    Urlinger, S., et al.: Exploring the sequence space for tetracycline-dependent transcriptional activators: Novel mutations yield expanded range and sensitivity, Proc. Natl. Acad. Sci. USA 97 (14), 7963–7968 (2000)CrossRefPubMedADSGoogle Scholar
  56. 56.
    Vogel, R., et al.: A single lentivirus vector mediates doxycycline-regulated expression of transgenes in the brain, Hum. Gene Ther. 15 (2), 157–165 (2004)CrossRefPubMedGoogle Scholar
  57. 57.
    Tavitian, B.: In vivo imaging with oligonucleotides for diagnosis and drug development, Gut 52 Suppl. 4, 40–47 (2003)Google Scholar
  58. 58.
    Shah, K., et al.: Molecular imaging of gene therapy for cancer, Gene Ther. 11 (15), 1175–1187 (2004)CrossRefPubMedGoogle Scholar
  59. 59.
    Genove, G., et al.: A new transgene reporter for in vivo magnetic resonance imaging, Nat. Med. 11 (4), 450–454 (2005)CrossRefPubMedGoogle Scholar

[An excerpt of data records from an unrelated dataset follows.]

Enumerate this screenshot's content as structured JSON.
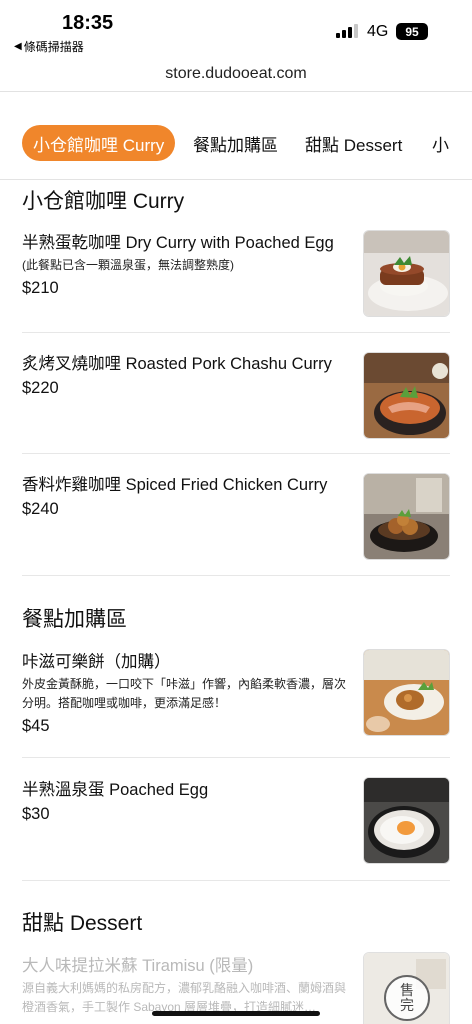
{
  "status_bar": {
    "time": "18:35",
    "back_app": "條碼掃描器",
    "network": "4G",
    "battery": "95"
  },
  "browser": {
    "url": "store.dudooeat.com"
  },
  "tabs": [
    {
      "label": "小仓館咖哩 Curry",
      "active": true
    },
    {
      "label": "餐點加購區",
      "active": false
    },
    {
      "label": "甜點 Dessert",
      "active": false
    },
    {
      "label": "小",
      "active": false
    }
  ],
  "sections": [
    {
      "title": "小仓館咖哩 Curry",
      "items": [
        {
          "name": "半熟蛋乾咖哩 Dry Curry with Poached Egg",
          "desc": "(此餐點已含一顆溫泉蛋，無法調整熟度)",
          "price": "$210",
          "image": "dry-curry-photo"
        },
        {
          "name": "炙烤叉燒咖哩 Roasted Pork Chashu Curry",
          "price": "$220",
          "image": "chashu-curry-photo"
        },
        {
          "name": "香料炸雞咖哩 Spiced Fried Chicken Curry",
          "price": "$240",
          "image": "fried-chicken-curry-photo"
        }
      ]
    },
    {
      "title": "餐點加購區",
      "items": [
        {
          "name": "咔滋可樂餅（加購）",
          "desc": "外皮金黃酥脆，一口咬下「咔滋」作響，內餡柔軟香濃，層次分明。搭配咖哩或咖啡，更添滿足感！",
          "price": "$45",
          "image": "croquette-photo"
        },
        {
          "name": "半熟溫泉蛋 Poached Egg",
          "price": "$30",
          "image": "poached-egg-photo"
        }
      ]
    },
    {
      "title": "甜點 Dessert",
      "items": [
        {
          "name": "大人味提拉米蘇 Tiramisu (限量)",
          "desc": "源自義大利媽媽的私房配方，濃郁乳酪融入咖啡酒、蘭姆酒與橙酒香氣，手工製作 Sabayon 層層堆疊，打造細膩迷…",
          "sold_out_stamp": "售完",
          "image": "tiramisu-photo"
        }
      ]
    }
  ]
}
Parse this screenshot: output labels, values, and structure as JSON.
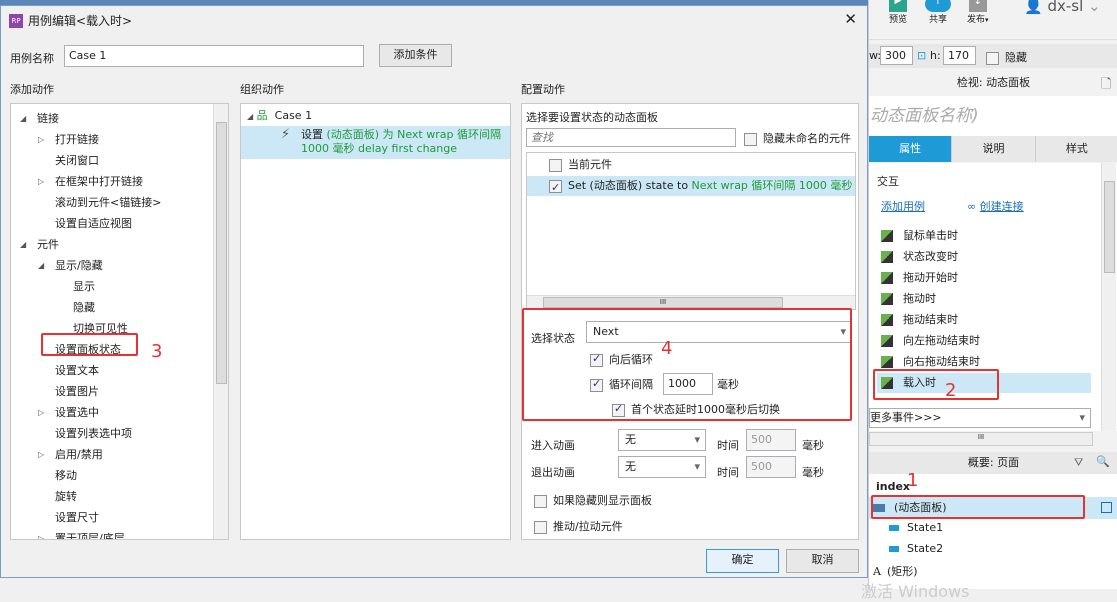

Copyright information

© Springer-Verlag Berlin Heidelberg 2009

Authors and Affiliations

  1. 1.Laboratoire des Processus Stochastiques et SpectresCommissariat à l’Energie Atomique LISTGif-sur-YvetteFrance
  2. 2.MIRCen CEA Fontenay-aux-RosesFontenay-aux-Roses CedexFrance

Personalised recommendations